Next step. From there it was all about finding the right people and letting people know about it. From January 1st-March 31st we ran a pilot program. When that went well, we decided to keep it going… and here we are!

Why is it different? Unlike the two most common forms of online advertising (Pay per click [google ads] and Pay per action [affiliate links]) our bloggers are guaranteed payment just for displaying the ads. That isn’t altogether unique… but our payment structure is! The ad network only makes 20% of the revenue… whereas the accepted standard is 50%. That means we’re passing almost all the money onto our youth ministry bloggers. They are happy. Our advertisers our happy. It’s a cool thing.


3 Teen Pregnancy Resources

Time Magazine Teen PregnancyEvery once in a while we get a great string of synergy at Youth Ministry Exchange and we really hit it out of the ballpark with solid resources.

Today we released 3 different resources on teen pregnancy.

Big props to Amy for putting all this together. She’s mucho good at what she does.

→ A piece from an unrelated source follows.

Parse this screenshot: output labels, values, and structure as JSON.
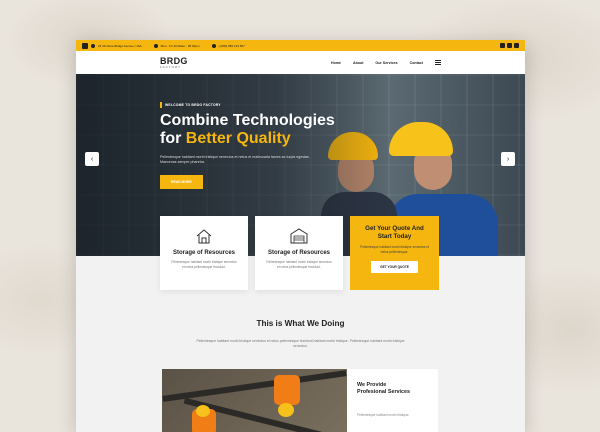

I am continually in awe of what God is doing with YMX. The other day I had the opportunity to talk to a “real publisher” about YMX and publishing and starting a business and all kinds of things. As I look back at the quality of things that we are able to produce with no money, no staff, no offices, and no backing from a major publishing house… it is clearly a God-ordained movement. It really is youth ministry people encouraging and uplifting one another and sometimes I sit back and just go… whoa, this is cool.

hmm... thoughts

What a day!

I was having a good day. Really, my new toy arrived and the installation has gone very smooth. I had a good day at work and got a lot done.

Then I got totally flattered by a post over on the MailChimp blog. (MailChimp is the third party email handler we use for the YMX newsletter)

Not that they don’t use technology. Youth Ministry Exchange is taking full advantage of a bunch of MailChimp features to spread the word. Here are some things that impressed me:

* They built an archive of all their past newsletters here. It’s a page they host on their website, then they use MailChimp’s Archive Generator to embed that list. It gets automatically updated whenever they send out a new issue. Learn more about MailChimp Archive Generators
* They’ve created their own signup form, then pass the data over to MailChimp (insteading of using our default, hosted signup form). Our signup box designer is pretty nice, but it’s always nicer when you host your own.
* On their signup form, they’re using MailChimp’s Interest Groups feature, which allow subscribers to sign up to receive only specific types of content. Learn more about MailChimp Interest Groups…
* They’re using MailChimp’s HTML email designer, and they’ve really customized their newsletter design to fit their brand. The content in their newsletters is actually useful! Tips, free downloads, and commentary. Nice.
* In their newsletters, they link to their blog, and to an RSS feed. More ways to keep your members updated.

Wow. A Christian ministry getting mentioned as using a lot of technology. I love that.

Weblogs YMX

The YMX blog

For a few weeks now (eternity in my library of ideas) Patti and I have talked about having a YMX blog so that our blogs weren’t quite so clogged up with stuff about the company and/or youth ministry stuff for others.

It’s not that we don’t love youth ministry or youth workers coming to our site, it’s that beyond our friends people aren’t getting a central location for all of our youth ministry stuff. Also, we need to feature bloggers from YMX more regularly and we really didn’t have a place to do this on YMX outside of the forums. (Right now, only half our traffic goes to the forums so that was out.)

So, the YMX blog was born last week. It’s got a fancy look that I love and we’ve got a growing list of writers to go along with all the collaboration we do all around the sites.

Three quick things about the YMX blog:
1. It’s all original content. We’re not recycling stuff we’ve already posted on our personal blogs or stuff that is making the rounds of blogs.
2. It’s all about youth ministry. No personal musings allowed.
3. It’s informal. We’ve got standard on the main site for polished content… we’re relaxing that on the blog.